On Tuesday, when we went to the park and he was happy and well-behaved, I was a little stunned. Like I said, it’s hard to tell these days what’s really improving–Silas’s behavior or our ability to mold our life around his problems. And those, of course, form a fairly complex web. For example, I manage Silas’s barking out the front windows by covering them all up, but every day that he doesn’t practice that behavior is also lessening his need to do it.

When you have a reactive dog, or an anxious dog, it’s easy to see the setbacks. I could tell write you a list right now of behaviors that I’m working to improve, from the pragmatic to the most dog-geeky. Progress, though, is so silent and so slow that it’s easy to feel like it isn’t happening at all.

Have faith, and stop to look around once in a while.

Five Things We Couldn’t Do Before

Today’s trip to the park was nothing short of miraculous. At least five things happened that would never have happened this time last year.

1. Voluntary checking in. What happened to Mr. I Can’t Look At You I Have To Constantly Scan For Danger?!

Autumnal Equinox at the park

2. Sniffing a tree. No, wait, that one has always happened. How about continuing to calmly sniff the tree even after a strange man (in a hat!) walked up out of the bushes? Not the trail. The bushes.

Autumnal Equinox at the park

3. Eating some cookies.

Autumnal Equinox at the park

4. Loose-leash walking. He’s always had terrible leash manners at this park, because there’s no clearly defined trail.

Autumnal Equinox at the park

5. Sitting down, hanging out, watching the cars go by. (!!!)

Autumnal Equinox at the park

 

A very good day.

The Missing Piece of Our Training

I never made September goals. Even if I don’t always post my monthly goals here, I’ve usually made them.

September has been a big blank, though.

It’s not that we aren’t doing anything. We’re working on Silas’s retrieveI’ve been doing some foot target shaping. We’ve been walking our tiny sidewalk walk.

Still, I want something else, and I’ve been struggling to articulate it.

I’ve been putting off making my goals, waiting for this missing piece to click in. For two weeks, my mind has been spinning and whirling, but not really getting anywhere.

Today I realized that I’m not dealing with an intellectual problem. It’s not that I can’t prioritize my training plan. It’s not that I need to review another book before I decide what to do, or ask more advice from my more experienced friends.

The missing piece?

FUN

We’ve gone from one issue to the next this summer. While we’re in a good place now, it’s been a slog from time to time.
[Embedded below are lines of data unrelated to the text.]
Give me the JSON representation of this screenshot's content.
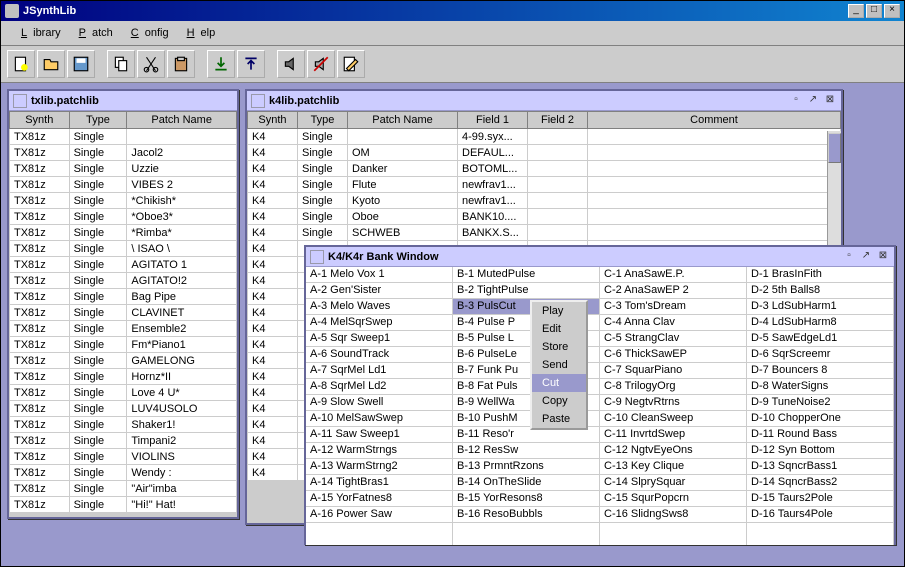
{
  "app": {
    "title": "JSynthLib"
  },
  "menubar": [
    "Library",
    "Patch",
    "Config",
    "Help"
  ],
  "toolbar_icons": [
    "new",
    "open",
    "save",
    "copy",
    "cut",
    "paste",
    "download",
    "upload",
    "sound",
    "strike",
    "edit"
  ],
  "win_txlib": {
    "title": "txlib.patchlib",
    "headers": [
      "Synth",
      "Type",
      "Patch Name"
    ],
    "rows": [
      [
        "TX81z",
        "Single",
        ""
      ],
      [
        "TX81z",
        "Single",
        " Jacol2"
      ],
      [
        "TX81z",
        "Single",
        " Uzzie"
      ],
      [
        "TX81z",
        "Single",
        " VIBES 2"
      ],
      [
        "TX81z",
        "Single",
        "*Chikish*"
      ],
      [
        "TX81z",
        "Single",
        "*Oboe3*"
      ],
      [
        "TX81z",
        "Single",
        "*Rimba*"
      ],
      [
        "TX81z",
        "Single",
        "\\ ISAO \\"
      ],
      [
        "TX81z",
        "Single",
        " AGITATO 1"
      ],
      [
        "TX81z",
        "Single",
        "AGITATO!2"
      ],
      [
        "TX81z",
        "Single",
        "Bag Pipe"
      ],
      [
        "TX81z",
        "Single",
        "CLAVINET"
      ],
      [
        "TX81z",
        "Single",
        "Ensemble2"
      ],
      [
        "TX81z",
        "Single",
        "Fm*Piano1"
      ],
      [
        "TX81z",
        "Single",
        "GAMELONG"
      ],
      [
        "TX81z",
        "Single",
        "Hornz*II"
      ],
      [
        "TX81z",
        "Single",
        "Love 4 U*"
      ],
      [
        "TX81z",
        "Single",
        "LUV4USOLO"
      ],
      [
        "TX81z",
        "Single",
        "Shaker1!"
      ],
      [
        "TX81z",
        "Single",
        "Timpani2"
      ],
      [
        "TX81z",
        "Single",
        "VIOLINS"
      ],
      [
        "TX81z",
        "Single",
        "Wendy : "
      ],
      [
        "TX81z",
        "Single",
        "\"Air\"imba"
      ],
      [
        "TX81z",
        "Single",
        "\"Hi!\" Hat!"
      ]
    ]
  },
  "win_k4lib": {
    "title": "k4lib.patchlib",
    "headers": [
      "Synth",
      "Type",
      "Patch Name",
      "Field 1",
      "Field 2",
      "Comment"
    ],
    "rows": [
      [
        "K4",
        "Single",
        "",
        "4-99.syx...",
        "",
        ""
      ],
      [
        "K4",
        "Single",
        "     OM",
        "DEFAUL...",
        "",
        ""
      ],
      [
        "K4",
        "Single",
        "Danker",
        "BOTOML...",
        "",
        ""
      ],
      [
        "K4",
        "Single",
        "Flute",
        "newfrav1...",
        "",
        ""
      ],
      [
        "K4",
        "Single",
        "Kyoto",
        "newfrav1...",
        "",
        ""
      ],
      [
        "K4",
        "Single",
        "Oboe",
        "BANK10....",
        "",
        ""
      ],
      [
        "K4",
        "Single",
        "SCHWEB",
        "BANKX.S...",
        "",
        ""
      ],
      [
        "K4",
        "",
        "",
        "",
        "",
        ""
      ],
      [
        "K4",
        "",
        "",
        "",
        "",
        ""
      ],
      [
        "K4",
        "",
        "",
        "",
        "",
        ""
      ],
      [
        "K4",
        "",
        "",
        "",
        "",
        ""
      ],
      [
        "K4",
        "",
        "",
        "",
        "",
        ""
      ],
      [
        "K4",
        "",
        "",
        "",
        "",
        ""
      ],
      [
        "K4",
        "",
        "",
        "",
        "",
        ""
      ],
      [
        "K4",
        "",
        "",
        "",
        "",
        ""
      ],
      [
        "K4",
        "",
        "",
        "",
        "",
        ""
      ],
      [
        "K4",
        "",
        "",
        "",
        "",
        ""
      ],
      [
        "K4",
        "",
        "",
        "",
        "",
        ""
      ],
      [
        "K4",
        "",
        "",
        "",
        "",
        ""
      ],
      [
        "K4",
        "",
        "",
        "",
        "",
        ""
      ],
      [
        "K4",
        "",
        "",
        "",
        "",
        ""
      ],
      [
        "K4",
        "",
        "",
        "",
        "",
        ""
      ]
    ]
  },
  "win_bank": {
    "title": "K4/K4r Bank Window",
    "cols": [
      [
        "A-1 Melo Vox 1",
        "A-2 Gen'Sister",
        "A-3 Melo Waves",
        "A-4 MelSqrSwep",
        "A-5 Sqr Sweep1",
        "A-6 SoundTrack",
        "A-7 SqrMel Ld1",
        "A-8 SqrMel Ld2",
        "A-9 Slow Swell",
        "A-10 MelSawSwep",
        "A-11 Saw Sweep1",
        "A-12 WarmStrngs",
        "A-13 WarmStrng2",
        "A-14 TightBras1",
        "A-15 YorFatnes8",
        "A-16 Power Saw"
      ],
      [
        "B-1 MutedPulse",
        "B-2 TightPulse",
        "B-3 PulsCut",
        "B-4 Pulse P",
        "B-5 Pulse L",
        "B-6 PulseLe",
        "B-7 Funk Pu",
        "B-8 Fat Puls",
        "B-9 WellWa",
        "B-10 PushM",
        "B-11 Reso'r",
        "B-12 ResSw",
        "B-13 PrmntRzons",
        "B-14 OnTheSlide",
        "B-15 YorResons8",
        "B-16 ResoBubbls"
      ],
      [
        "C-1 AnaSawE.P.",
        "C-2 AnaSawEP 2",
        "C-3 Tom'sDream",
        "C-4 Anna Clav",
        "C-5 StrangClav",
        "C-6 ThickSawEP",
        "C-7 SquarPiano",
        "C-8 TrilogyOrg",
        "C-9 NegtvRtrns",
        "C-10 CleanSweep",
        "C-11 InvrtdSwep",
        "C-12 NgtvEyeOns",
        "C-13 Key Clique",
        "C-14 SlprySquar",
        "C-15 SqurPopcrn",
        "C-16 SlidngSws8"
      ],
      [
        "D-1 BrasInFith",
        "D-2 5th Balls8",
        "D-3 LdSubHarm1",
        "D-4 LdSubHarm8",
        "D-5 SawEdgeLd1",
        "D-6 SqrScreemr",
        "D-7 Bouncers 8",
        "D-8 WaterSigns",
        "D-9 TuneNoise2",
        "D-10 ChopperOne",
        "D-11 Round Bass",
        "D-12 Syn Bottom",
        "D-13 SqncrBass1",
        "D-14 SqncrBass2",
        "D-15 Taurs2Pole",
        "D-16 Taurs4Pole"
      ]
    ],
    "selected_col": 1,
    "selected_row": 2
  },
  "popup": {
    "items": [
      "Play",
      "Edit",
      "Store",
      "Send",
      "Cut",
      "Copy",
      "Paste"
    ],
    "selected": "Cut"
  }
}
We had the car thing, and while I was distracted by that I let some of Silas’s old-reliable indoor behaviors go to pot, and then as I started to get those in order his stomach problems flared up. It’s easy to think about a dog like Silas as just a collection of problems to be solved, but that really destroys all of the good stuff in your life. You can’t have a great relationship with a collection of problems. You can only have a great relationship with an individual.

So, finally, my real goals: to have some fun with my dog, and to focus on the joy in our relationship. That may look like dog training–Silas loves dog training–but it may not, and either is great.

Find Your Joy